Adapt your mulching practices based on seasonal needs. In hotter months, mulching can aid in retaining soil moisture. During cooler months, it can provide insulation to plants, protecting them from frost. During the growing season, your grass may grow faster so you may have to mow more frequently. During cooler months, the mulch may not decompose as quickly so you may have to bag some of it.
Other Ways to Get Rid of Grass Clippings
If you don’t like leaving grass clippings on your lawn or if you have too many grass clippings, there are a few other uses for them including:
You can compost fresh grass clippings. Adding grass clippings to your compost pile is a great way to increase the nitrogen levels. To create a more balanced compost, be sure to mix the grass clippings with other compostable items such as fruit and vegetable trimmings, dry leaves, coffee grounds, etc.
You don’t need to limit the use of grass clippings to your lawn. They can also be used in garden beds and vegetable gardens. If you have a buildup of mulch on your lawn, you can catch the clippings and spread them on top of the soil in the area you want to mulch.
If you do this, ensure that the grass clippings are free of weed seeds to prevent unwanted growth.
Bag Them and Throw them Away

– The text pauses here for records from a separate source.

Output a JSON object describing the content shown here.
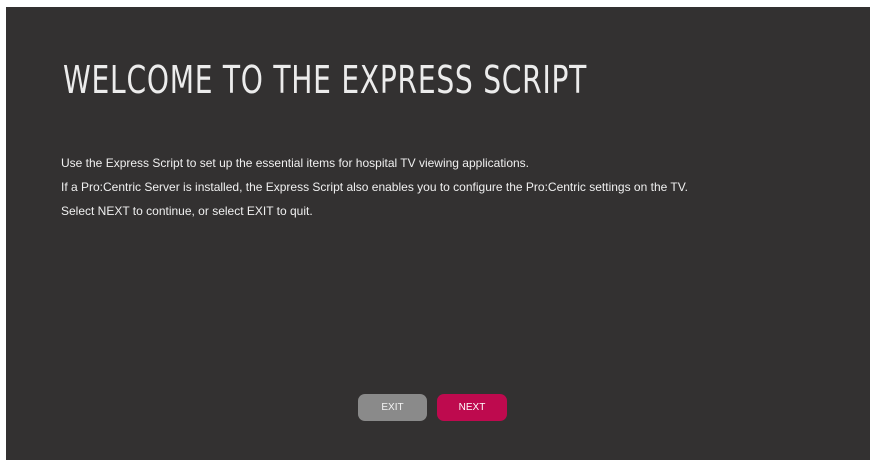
{
  "screen": {
    "title": "WELCOME TO THE EXPRESS SCRIPT",
    "paragraphs": [
      "Use the Express Script to set up the essential items for hospital TV viewing applications.",
      "If a Pro:Centric Server is installed, the Express Script also enables you to configure the Pro:Centric settings on the TV.",
      "Select NEXT to continue, or select EXIT to quit."
    ]
  },
  "buttons": {
    "exit_label": "EXIT",
    "next_label": "NEXT"
  },
  "colors": {
    "background": "#333131",
    "accent": "#be0a4e",
    "exit_button": "#8a8a8a"
  }
}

If you have too many grass clippings or if you simply don’t want to mulch them or compost them, you can bag them and throw them away. If you decide to do this, make sure you properly dispose of your clippings. Check with your local waste management company to determine how to properly dispose of them. If you have one, place them in your yard waste bin. If possible, consider using environmentally friendly biodegradable yard waste bags like these*.

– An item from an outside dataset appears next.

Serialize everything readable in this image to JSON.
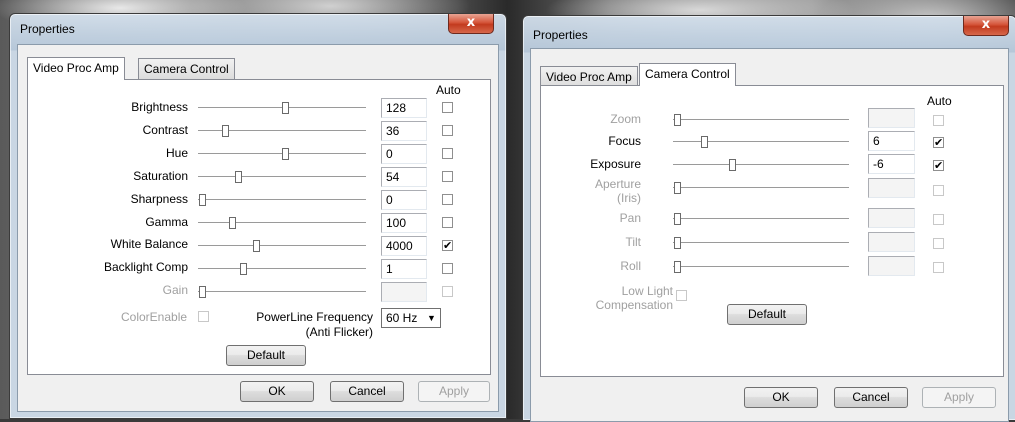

FAQ About Mulching with Grass Clippings
Is mulching good for grass?
Yes. Mulching is generally beneficial for grass when done correctly. Mulching with grass clippings contributes organic matter back into the soil, enhancing soil structure and fertility. It helps in retaining soil moisture, reducing the need for frequent watering. It also offers a natural, nutrient-rich alternative to synthetic fertilizers.

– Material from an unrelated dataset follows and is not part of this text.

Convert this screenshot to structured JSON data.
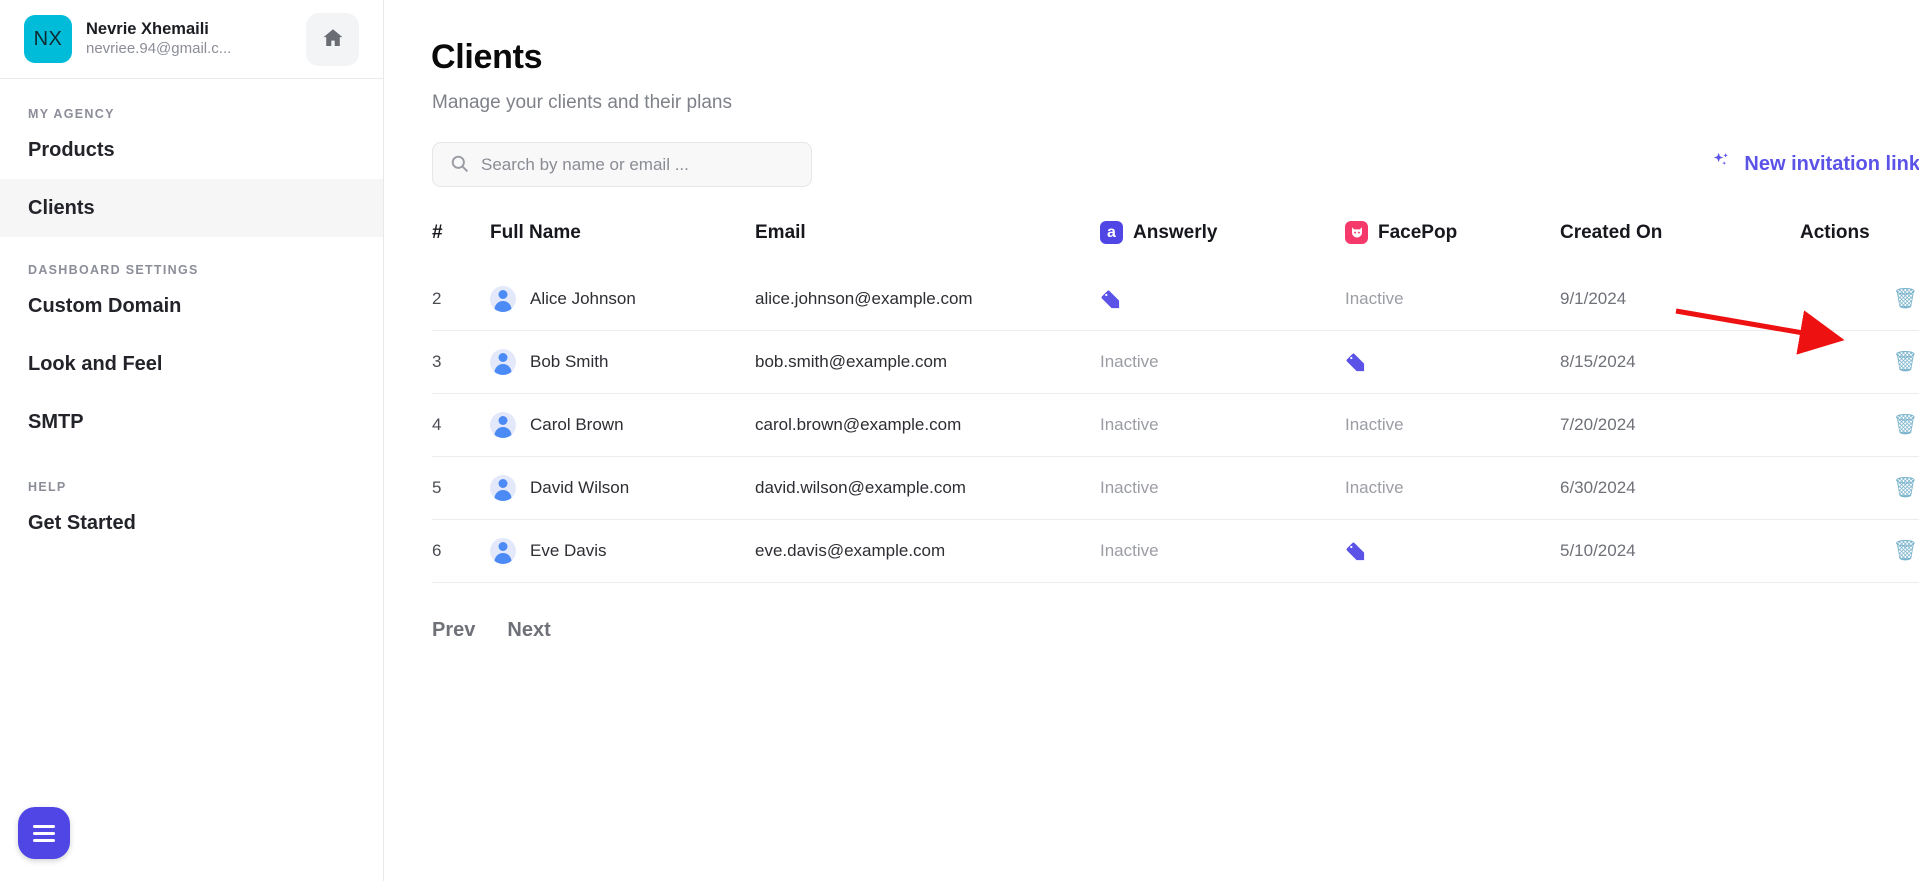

It is essential to ensure that the grass clippings are evenly spread and not too thick, preventing issues such as lawn smothering or thatch buildup.
What is the best time to mulch?
The ideal time for mulching with grass clippings is in the spring and early summer. At these times of year, the grass is actively growing. The clippings can be effectively utilized to enhance soil fertility and moisture retention during warmer periods.
Is it better to mulch or bag your grass?
Mulching your grass clippings is the better option. Mulching returns vital nutrients back into the soil. The natural nutrients help your grass grow stronger roots and resist disease. Your grass will look green and beautiful as well. Mulching is also a more sustainable and eco-friendly option. It reduces yard waste.
On the other hand, bagging might be preferable when dealing with lawns that have weed infestations or diseases. It helps in preventing the spread of unwanted seeds. Bagging can also be the better option if you want to use your grass clippings for another purpose such as mulching flower beds or composting. Assessing the specific conditions and needs of your lawn will guide the decision on whether mulching or bagging is the more suitable approach.
Final Thoughts About Mulching With Grass Clippings
When it comes to lawn care, mulching with grass clippings is a sustainable and environmentally friendly choice with a wide range of benefits. Grass mulching enhances soil fertility, increases moisture retention, and promotes a vibrant, healthy lawn. Of course, there are some drawbacks. You have to keep an eye out for thatch buildup, weed spread, and lawn smothering.
Do you mulch with grass clippings? Share your experience in the comments below!
More from The Homestead Hangout